Data for the task Block Start

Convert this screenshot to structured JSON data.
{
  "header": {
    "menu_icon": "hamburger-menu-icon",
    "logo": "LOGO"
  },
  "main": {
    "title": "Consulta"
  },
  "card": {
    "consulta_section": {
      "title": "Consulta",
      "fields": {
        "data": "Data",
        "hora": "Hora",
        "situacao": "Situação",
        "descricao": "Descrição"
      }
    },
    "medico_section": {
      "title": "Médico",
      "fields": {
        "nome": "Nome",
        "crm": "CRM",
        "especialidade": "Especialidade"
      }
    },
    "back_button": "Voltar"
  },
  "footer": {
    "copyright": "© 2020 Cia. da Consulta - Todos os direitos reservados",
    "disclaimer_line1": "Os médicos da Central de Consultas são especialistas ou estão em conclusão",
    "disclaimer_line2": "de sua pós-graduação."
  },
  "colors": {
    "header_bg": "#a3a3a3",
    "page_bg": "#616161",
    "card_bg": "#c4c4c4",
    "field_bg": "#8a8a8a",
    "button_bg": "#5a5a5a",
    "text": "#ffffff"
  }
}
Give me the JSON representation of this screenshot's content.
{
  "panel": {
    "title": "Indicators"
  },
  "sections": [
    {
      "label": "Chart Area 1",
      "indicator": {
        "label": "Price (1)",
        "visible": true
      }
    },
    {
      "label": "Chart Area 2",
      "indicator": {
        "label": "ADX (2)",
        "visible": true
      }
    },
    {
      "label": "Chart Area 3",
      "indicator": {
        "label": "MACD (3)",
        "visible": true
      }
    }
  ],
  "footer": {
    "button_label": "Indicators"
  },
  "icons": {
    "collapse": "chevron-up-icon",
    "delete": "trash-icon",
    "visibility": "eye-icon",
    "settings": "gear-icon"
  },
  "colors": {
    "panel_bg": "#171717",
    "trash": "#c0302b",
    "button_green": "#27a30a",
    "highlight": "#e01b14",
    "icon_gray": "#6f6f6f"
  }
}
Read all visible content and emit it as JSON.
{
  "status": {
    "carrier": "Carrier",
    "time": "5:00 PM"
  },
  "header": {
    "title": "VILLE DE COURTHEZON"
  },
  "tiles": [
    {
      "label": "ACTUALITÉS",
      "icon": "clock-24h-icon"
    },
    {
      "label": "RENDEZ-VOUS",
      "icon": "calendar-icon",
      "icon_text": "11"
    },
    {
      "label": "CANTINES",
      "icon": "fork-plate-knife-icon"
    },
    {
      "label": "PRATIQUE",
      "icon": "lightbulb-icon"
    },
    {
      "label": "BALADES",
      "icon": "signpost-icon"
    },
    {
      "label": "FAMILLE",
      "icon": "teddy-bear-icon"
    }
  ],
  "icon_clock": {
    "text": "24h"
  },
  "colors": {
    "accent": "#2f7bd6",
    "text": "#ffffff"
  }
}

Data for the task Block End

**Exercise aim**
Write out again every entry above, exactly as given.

**Solution for this exercise**
Convert this screenshot to structured JSON data.
{
  "header": {
    "menu_icon": "hamburger-menu-icon",
    "logo": "LOGO"
  },
  "main": {
    "title": "Consulta"
  },
  "card": {
    "consulta_section": {
      "title": "Consulta",
      "fields": {
        "data": "Data",
        "hora": "Hora",
        "situacao": "Situação",
        "descricao": "Descrição"
      }
    },
    "medico_section": {
      "title": "Médico",
      "fields": {
        "nome": "Nome",
        "crm": "CRM",
        "especialidade": "Especialidade"
      }
    },
    "back_button": "Voltar"
  },
  "footer": {
    "copyright": "© 2020 Cia. da Consulta - Todos os direitos reservados",
    "disclaimer_line1": "Os médicos da Central de Consultas são especialistas ou estão em conclusão",
    "disclaimer_line2": "de sua pós-graduação."
  },
  "colors": {
    "header_bg": "#a3a3a3",
    "page_bg": "#616161",
    "card_bg": "#c4c4c4",
    "field_bg": "#8a8a8a",
    "button_bg": "#5a5a5a",
    "text": "#ffffff"
  }
}
Give me the JSON representation of this screenshot's content.
{
  "panel": {
    "title": "Indicators"
  },
  "sections": [
    {
      "label": "Chart Area 1",
      "indicator": {
        "label": "Price (1)",
        "visible": true
      }
    },
    {
      "label": "Chart Area 2",
      "indicator": {
        "label": "ADX (2)",
        "visible": true
      }
    },
    {
      "label": "Chart Area 3",
      "indicator": {
        "label": "MACD (3)",
        "visible": true
      }
    }
  ],
  "footer": {
    "button_label": "Indicators"
  },
  "icons": {
    "collapse": "chevron-up-icon",
    "delete": "trash-icon",
    "visibility": "eye-icon",
    "settings": "gear-icon"
  },
  "colors": {
    "panel_bg": "#171717",
    "trash": "#c0302b",
    "button_green": "#27a30a",
    "highlight": "#e01b14",
    "icon_gray": "#6f6f6f"
  }
}
Read all visible content and emit it as JSON.
{
  "status": {
    "carrier": "Carrier",
    "time": "5:00 PM"
  },
  "header": {
    "title": "VILLE DE COURTHEZON"
  },
  "tiles": [
    {
      "label": "ACTUALITÉS",
      "icon": "clock-24h-icon"
    },
    {
      "label": "RENDEZ-VOUS",
      "icon": "calendar-icon",
      "icon_text": "11"
    },
    {
      "label": "CANTINES",
      "icon": "fork-plate-knife-icon"
    },
    {
      "label": "PRATIQUE",
      "icon": "lightbulb-icon"
    },
    {
      "label": "BALADES",
      "icon": "signpost-icon"
    },
    {
      "label": "FAMILLE",
      "icon": "teddy-bear-icon"
    }
  ],
  "icon_clock": {
    "text": "24h"
  },
  "colors": {
    "accent": "#2f7bd6",
    "text": "#ffffff"
  }
}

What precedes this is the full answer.